Coal comeback? Trump plan would breathe new life into aging power plants
President Donald Trump is keeping a signature campaign promise to boost the coal industry but environmentalists say the energy plan his administration is expected to unveil Wednesday would lead to premature deaths and hasten climate change.
Aging coal-fired power plants would get a new lease on life under the industry-friendly proposal known as the Affordable Clean Energy (ACE) Rule, under the initial rule unveiled in August.
Presented as a change to the decades-old Clean Air Act, the Trump proposal would replace the Clean Power Plan, former President Barack Obama's signature plan to confront climate change. That plan never took effect after the Supreme Court prevented its implementation in 2015.
Environmental Protection Agency Administrator Andrew Wheeler is scheduled to unveil the final rule of the Trump administration during a news conference Wednesday morning.
The preliminary ACE proposal the EPA released in August would give states broad latitude in how they would regulate power plants' greenhouse gas emissions that contribute to global warming as well as other pollutants, such as smog, soot and mercury. At the time, Wheeler called it a plan "that promotes affordable, clean and reliable energy for all Americans."
But by the EPA's own admission, that initial proposal could lead to 1,400 premature deaths by 2030. The revised proposal is expected to contain some slight differences.
Environmental groups and some states already have vowed to sue to stop the plan's implementation, just as opponents of Obama's Clean Power Plan did successfully four years ago.
"Like so many other Trump regulatory rollbacks, these new (ACE) rules will hit the wall in the courts," David Doniger of the Natural Resources Defense Council (NRDC) wrote recently. "NRDC, joining forces with state, environmental, and business allies, will challenge the Clean Power Plan repeal and the Dirty Power Plan replacement—and we expect to win."

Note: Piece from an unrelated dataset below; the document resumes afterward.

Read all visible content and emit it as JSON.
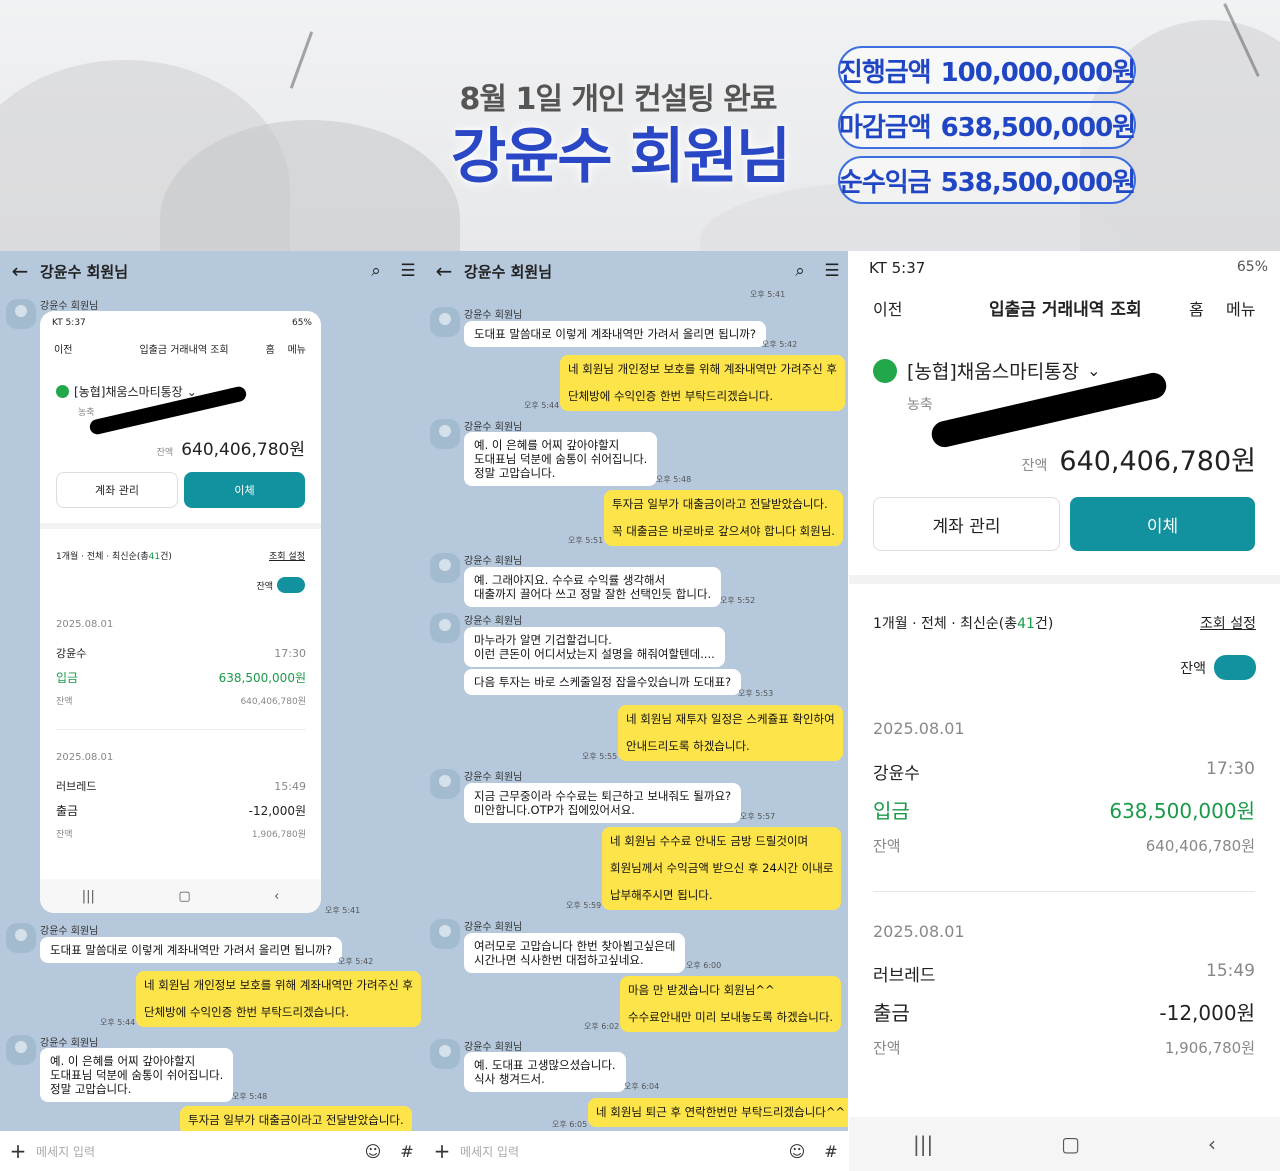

Even if it survives a court challenge, the Trump proposal is not expected to do much to help an industry that's been buffeted by economic forces, energy analysts say.
Low prices for natural gas, the rising popularity and efficiency of renewable energy such as wind, and customer preferences for clean energy are squeezing coal-fired power plants, they said.
Obama's Clean Power Plan rule was finalized in 2015, mainly targeting coal-fired power plants that account for nearly 40 percent of U.S. carbon dioxide emissions. But it remains on hold under a Supreme Court stay pending the outcome of a legal challenge from states.
Mandy Gunasekara, who worked on the proposal as a top official in the EPA until leaving the agency in February, said ACE has a better chance of improving air quality than the Clean Power Plan because it's likelier to survive a court challenge.
"For all the fanfare around the CPP it achieved a total number of zero emission reductions due to Supreme Court intervention," said Gunasekara, who runs a non-profit called Energy45 to promote Trump's energy policies. "ACE establishes a cooperative framework whereby the federal government works alongside state government to advance environmental goals. For any honest environmentalist, this (is) something to be celebrated."
n 2017, then-EPA Administrator Scott Pruitt rolled back the Obama plan, carrying out a promise by Trump to push an energy agenda that encouraged the use of coal. The president, who has called global warming "a hoax" perpetrated by China to gain a competitive edge, wrote in a tweet last year that "we have ended the war on coal."
Trump has made reviving the coal industry a signature planks of his agenda to "Make America Great Again." Labor Department statistics show that the industry workforce has risen slightly under his administration after hitting a low in 2016, Obama's last year in office.
Despite the proposed rule, the winds of change are working against coal.
Coal-fired plants across the country have been closing regularly over the past decade and dozens more are scheduled to close by 2030. Earlier this month, former New York City Mayor and environmental activist Michael Bloomberg pledged $500 million as part of an effort to shutter every coal-fired power plant in the U.S.
Conrad Schneider, advocacy director for the Clean Air Task Force, an environmental organization, said the Trump rule is misguided not only because it promotes bad policy but because the industry doesn't even want it.
"It contemplates investing more money in old, dirty coal plants," he said. "The one thing they chose to base this rule on is the one thing that no one is doing. Nobody is putting money into old coal plants right now."